The question is what he achieved as a commander of a large force at war, a position in which a good general must display, in addition to military skill and creativity, the qualities of a statesman, as military thinker Carl von Clausewitz observed.
In other words, to be considered a general Soleimani had to be militarily effective, politically prudent and strategically adroit. He was none of the above.
THE WAR that fueled Soleimani’s career began as an Iranian fiasco.
First, it was an intelligence failure much like Israel’s in 1973. Then Iran failed to use its demographic advantage – its population was 40 million in 1980, three times the size of Iraq’s – in order to win.
The Iranian army did manage to block the invasion and, within two years, to chase the Iraqis back to Iraq. However, despite its commanders’ urge and Khomeini’s demand, the Iranian military failed to deeply penetrate Iraq, much less march on Baghdad.
There was some military excellence in the Iranian fighting, most notably in some of its fighter pilots’ performance, and in one operation’s deployment of helicopters in order to land troops in the Iraqi rear, where they destroyed artillery batteries while other units attacked from the front. This happened in winter 1982’s Operation Fath ol-Mobin, in which the city of Shush (biblical Shushan) was liberated.
Soleimani took part in this battle, yet not in its militarily inventive part but in its inversion – the Revolutionary Guards’ deployment of “human waves,” cannon fodder that were thrust into the enemy’s fire, line after line, until the Iraqis could not withstand the cumulative thrust.
Now Iran’s generals found a way to use their quantitative advantage, and while at it display their utter lack of military skill and ingenuity. In later battles this already appalling tactic became altogether obscene, when children, snatched from poor neighborhoods, were sent to run over mines wearing plastic keys on their necks, telling the sacrificial lads they are about to enter heaven.
Soleimani is not known to have been part of the children’s deployment, and reportedly also decried the costs of the human-wave attacks. Yet human waves are what happened in the battlefields he inhabited, those he later described longingly as “lost paradises.”
The “general,” then, did not know how to build, supply, train and deploy a varied military formation, or how to maneuver an enemy to defeat, for he was no Napoleon, Rommel or Hannibal, just a mid-level operator in a substandard military’s subhuman command.

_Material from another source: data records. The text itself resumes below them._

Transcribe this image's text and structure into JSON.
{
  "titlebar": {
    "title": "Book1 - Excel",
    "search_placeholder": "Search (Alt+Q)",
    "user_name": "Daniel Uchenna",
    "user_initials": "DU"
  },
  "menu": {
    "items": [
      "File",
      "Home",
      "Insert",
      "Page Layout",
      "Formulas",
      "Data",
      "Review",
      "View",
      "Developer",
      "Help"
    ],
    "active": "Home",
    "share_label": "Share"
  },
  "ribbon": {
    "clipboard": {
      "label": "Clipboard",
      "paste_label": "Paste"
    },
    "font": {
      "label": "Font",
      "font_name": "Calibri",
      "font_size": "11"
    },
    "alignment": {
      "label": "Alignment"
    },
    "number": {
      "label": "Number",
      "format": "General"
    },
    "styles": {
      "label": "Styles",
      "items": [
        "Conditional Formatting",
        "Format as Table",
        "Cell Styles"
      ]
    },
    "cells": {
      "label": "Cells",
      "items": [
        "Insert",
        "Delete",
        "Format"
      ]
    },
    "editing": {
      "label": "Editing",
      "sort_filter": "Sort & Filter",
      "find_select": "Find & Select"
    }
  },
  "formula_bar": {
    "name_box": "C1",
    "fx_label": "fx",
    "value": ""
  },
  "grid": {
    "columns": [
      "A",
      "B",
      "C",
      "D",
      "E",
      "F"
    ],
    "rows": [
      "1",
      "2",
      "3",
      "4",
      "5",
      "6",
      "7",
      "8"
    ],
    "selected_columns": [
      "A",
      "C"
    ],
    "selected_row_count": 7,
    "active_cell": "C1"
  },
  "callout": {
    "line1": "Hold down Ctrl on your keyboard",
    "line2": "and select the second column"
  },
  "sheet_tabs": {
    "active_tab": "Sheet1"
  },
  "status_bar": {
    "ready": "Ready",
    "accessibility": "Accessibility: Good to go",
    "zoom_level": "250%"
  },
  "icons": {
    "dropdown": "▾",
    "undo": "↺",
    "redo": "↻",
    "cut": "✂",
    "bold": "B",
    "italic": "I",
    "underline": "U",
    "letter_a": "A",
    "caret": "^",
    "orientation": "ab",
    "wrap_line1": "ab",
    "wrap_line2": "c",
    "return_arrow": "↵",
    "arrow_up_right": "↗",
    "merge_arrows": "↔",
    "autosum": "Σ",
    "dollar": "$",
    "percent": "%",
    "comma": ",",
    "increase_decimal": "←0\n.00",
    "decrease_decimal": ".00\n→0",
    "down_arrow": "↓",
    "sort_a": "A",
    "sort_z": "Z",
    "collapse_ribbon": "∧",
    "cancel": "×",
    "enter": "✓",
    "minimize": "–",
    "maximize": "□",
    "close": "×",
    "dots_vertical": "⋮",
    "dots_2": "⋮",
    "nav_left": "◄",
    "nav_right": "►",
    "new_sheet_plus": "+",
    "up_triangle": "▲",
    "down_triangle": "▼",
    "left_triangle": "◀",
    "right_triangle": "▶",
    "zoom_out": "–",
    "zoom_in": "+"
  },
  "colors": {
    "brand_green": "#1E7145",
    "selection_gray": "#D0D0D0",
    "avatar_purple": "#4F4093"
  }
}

SOLEIMANI’S lack of military training was part of a broader scholastic deficit, having had no education other than a remote, third-world high school’s.
That is why he and other undereducated Revolutionary Guards abhorred Tehran’s student protesters, and in 1999 threatened president Mohammad Khatami – a political philosopher – that if he did not storm the students, the Guards would stage a coup. That is also why Soleimani was at loggerheads with President Hassan Rouhani and Foreign Minister Javad Zarif, both Western-educated PhDs.
That is also why the same Soleimani who was unequipped to excel as a general was unequipped to understand the futility of the imperial project he led in recent years.
Narrow-minded and poorly read, he did not understand that imperial stretch demands economic vitality, and that his brazen provocations of Western civilization, the Arab nation and, for good measure, the Jewish people must ultimately result in defeat.
Soleimani thus became an engine of Iran’s war on itself; the war that he first embodied, when the revolution empowered him despite, and maybe because of, his ignorance; the war he then inspired, when he demanded to storm youths thirsting for liberty and education; the war he ultimately led, when he wasted billions on fomenting violence in distant lands, while back home inflation raged, unemployment soared, rivers dried, jails overflowed, birthrates plunged and despair became a plague.
“No country benefited from protracted warring,” said military thinker Sun Tsu. Qasem Soleimani’s eventful life, bloodied legacy, and untimely death – concur.
Source » jpost